[Exercise directions] Copy the complete listing word for word, but do not carry over any images.

[Exercise input]
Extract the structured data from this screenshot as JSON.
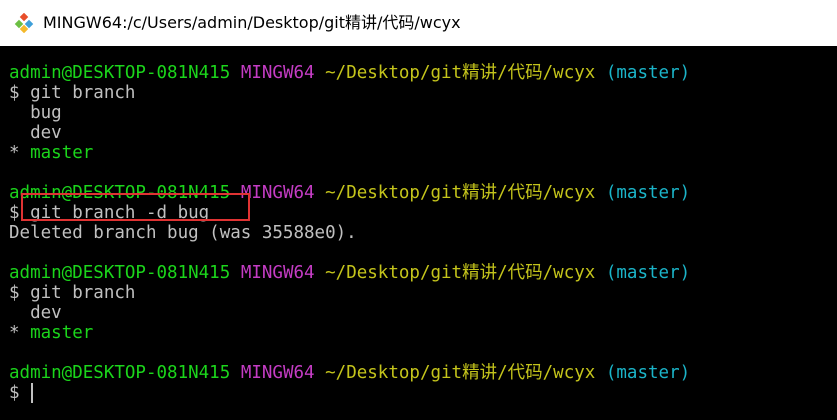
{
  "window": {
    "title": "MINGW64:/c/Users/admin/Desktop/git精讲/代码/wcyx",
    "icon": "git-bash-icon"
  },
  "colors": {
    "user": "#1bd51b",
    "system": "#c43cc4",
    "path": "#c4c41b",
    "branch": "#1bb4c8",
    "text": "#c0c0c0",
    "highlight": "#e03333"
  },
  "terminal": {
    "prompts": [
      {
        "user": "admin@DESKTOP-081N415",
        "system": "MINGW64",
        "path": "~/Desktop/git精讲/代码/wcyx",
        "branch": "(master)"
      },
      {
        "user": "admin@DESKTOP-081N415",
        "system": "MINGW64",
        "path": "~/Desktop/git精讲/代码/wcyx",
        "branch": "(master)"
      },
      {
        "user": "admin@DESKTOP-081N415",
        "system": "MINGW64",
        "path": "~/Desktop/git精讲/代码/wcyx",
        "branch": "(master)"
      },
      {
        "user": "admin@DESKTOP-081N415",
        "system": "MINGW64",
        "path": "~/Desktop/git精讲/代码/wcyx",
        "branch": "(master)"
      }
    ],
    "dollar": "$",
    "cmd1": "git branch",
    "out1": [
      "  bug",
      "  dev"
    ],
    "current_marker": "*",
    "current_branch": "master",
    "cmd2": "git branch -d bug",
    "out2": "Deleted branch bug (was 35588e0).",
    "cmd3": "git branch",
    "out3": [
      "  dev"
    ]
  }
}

[Exercise output]
Extract the structured data from this screenshot as JSON.
{
  "window": {
    "title": "MINGW64:/c/Users/admin/Desktop/git精讲/代码/wcyx",
    "icon": "git-bash-icon"
  },
  "colors": {
    "user": "#1bd51b",
    "system": "#c43cc4",
    "path": "#c4c41b",
    "branch": "#1bb4c8",
    "text": "#c0c0c0",
    "highlight": "#e03333"
  },
  "terminal": {
    "prompts": [
      {
        "user": "admin@DESKTOP-081N415",
        "system": "MINGW64",
        "path": "~/Desktop/git精讲/代码/wcyx",
        "branch": "(master)"
      },
      {
        "user": "admin@DESKTOP-081N415",
        "system": "MINGW64",
        "path": "~/Desktop/git精讲/代码/wcyx",
        "branch": "(master)"
      },
      {
        "user": "admin@DESKTOP-081N415",
        "system": "MINGW64",
        "path": "~/Desktop/git精讲/代码/wcyx",
        "branch": "(master)"
      },
      {
        "user": "admin@DESKTOP-081N415",
        "system": "MINGW64",
        "path": "~/Desktop/git精讲/代码/wcyx",
        "branch": "(master)"
      }
    ],
    "dollar": "$",
    "cmd1": "git branch",
    "out1": [
      "  bug",
      "  dev"
    ],
    "current_marker": "*",
    "current_branch": "master",
    "cmd2": "git branch -d bug",
    "out2": "Deleted branch bug (was 35588e0).",
    "cmd3": "git branch",
    "out3": [
      "  dev"
    ]
  }
}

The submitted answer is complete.